Affirmations can seriously change your life AND there’s a right way to do them that isn’t always talked about.
Usually you hear: Pick something positive and say it to yourself again and again and before you know it, TA DA, your life is changed. I know when I first started transforming my life, I didn’t really understand what to say, affirmations didn’t feel right to me so I didn’t really use them as much or as effectively as I could have. I thought affirmations were just putting a sticky note on your mirror and telling myself I was beautiful and I didn’t see how that would help.
In my How Changing My Thoughts Transformed My Life post, I shared how important thoughts really are, and affirmations can certainly help you improve them, so here is what you need to know about effective affirmations.
1. Affirmations need to feel true.
Studies have actually shown that using affirmations can make you feel worse if they don’t feel true for you. If everything feels like it’s going wrong in your life and you’re walking around saying “I love my life,” you will KNOW that it doesn’t feel remotely true, and likely make your current situation feel even worse.
Solution? Create bridges. Using this same example, let’s say the thought you want to get rid of is “I’m fat” and you want to lose weight and love your body but it doesn’t feel true for you right now to say “I am fit” or “I love my body”, say something neutral that IS true. IE “I have a body” or something that is true and not negative. It doesn’t even have to be positive yet, we can focus on just moving your thoughts to neutral territory.
Once things have shifted a bit you can move from there to something more positive.
Maybe “I am grateful to have a body” then “I love X about my body” etc until you get to where you want to be and using the affirmation of “I love my body” doesn’t feel untrue.
Affirmations can be a stretch – that’s generally why we use them, but you don’t want them to feel like they couldn’t be true. Another way create a bridge to affirmations that don’t feel true yet is adding “I am choosing to…” at the beginning. So you could say “I am choosing to love my body” before you go to “I love my body”.
2. Affirmations need to be in the positive.

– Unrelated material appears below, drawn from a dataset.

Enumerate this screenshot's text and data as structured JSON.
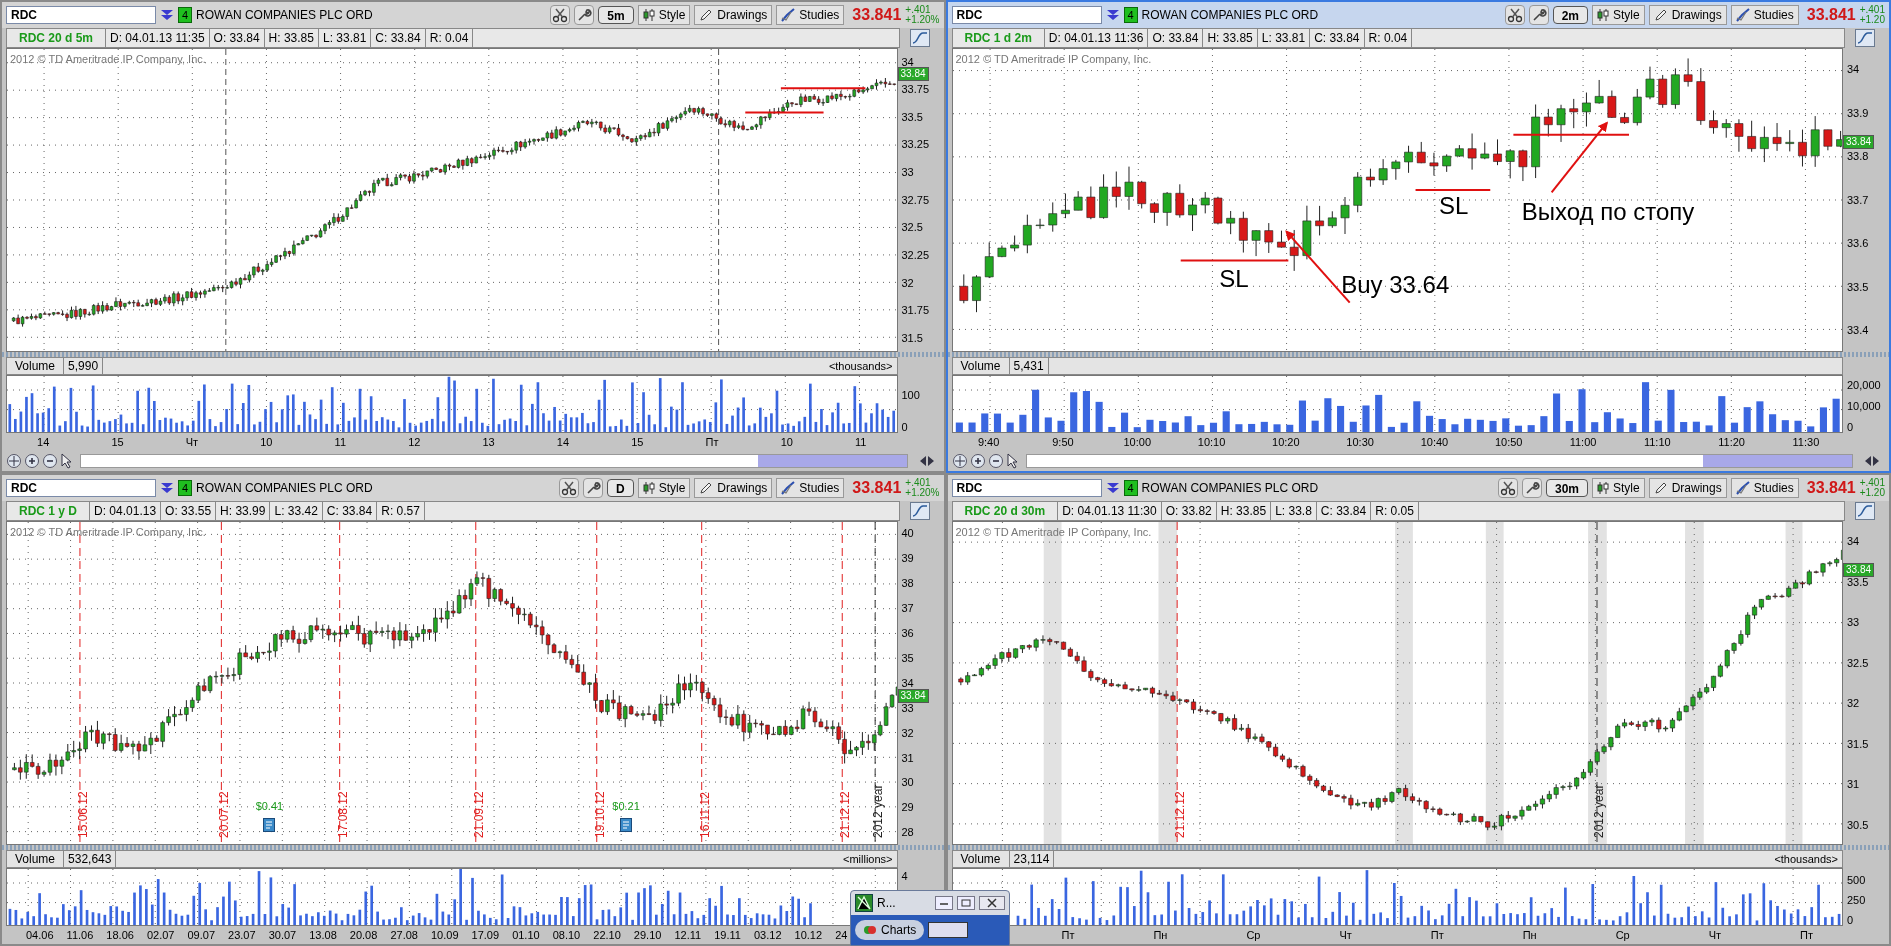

Nerd fact about your brain – your mind cannot process a negative, meaning you can’t not think about something without thinking about it.
If I say don’t think of a cookie you have to actually think about a cookie to not think about it. We can’t represent the absence. Sounds weird I know, but basically you need the affirmation to be positive ie “I eat food that nourish my body” instead of “I won’t eat cookies”.
The affirmation should focus on leading you toward something good, not away from something bad. If you affirm “I don’t want” or “I’m not” something… you actually are affirming what you don’t want.
3. You need to feel the affirmation.
Mindlessly repeating affirmations will do little to really help. Although repetition is important and it does help our subconscious mind learn (the Illusory Truth Effect explains how if we hear a lie often enough we begin to believe it’s true), we learn so much better when emotion is attached and that is where we can really start to feel the change.
Practise creating the FEELING with intensity that will go along with the affirmation. Think about a time in the past when you felt the feeling, imagine it – if you need to jump around or have a dance party or lie down or whatever it is, do your best to feel the feeling that accompanies the affirmation and practise that as much as possible.
Know the Maya Angelou quote? People won’t forget how you made them feel? Well your brain is like “same”. Give it some good feelings to hold on to.
- Affirmations need to feel true (or that they could be true).
- Affirmations need to be positive and focused on what you do want (not on what you don’t want).
- You need to feel them. Repetition is important but repetition x intensity is what will actually create change.
Have you used affirmations? Do you want to start and have more questions? Let me know in the comments.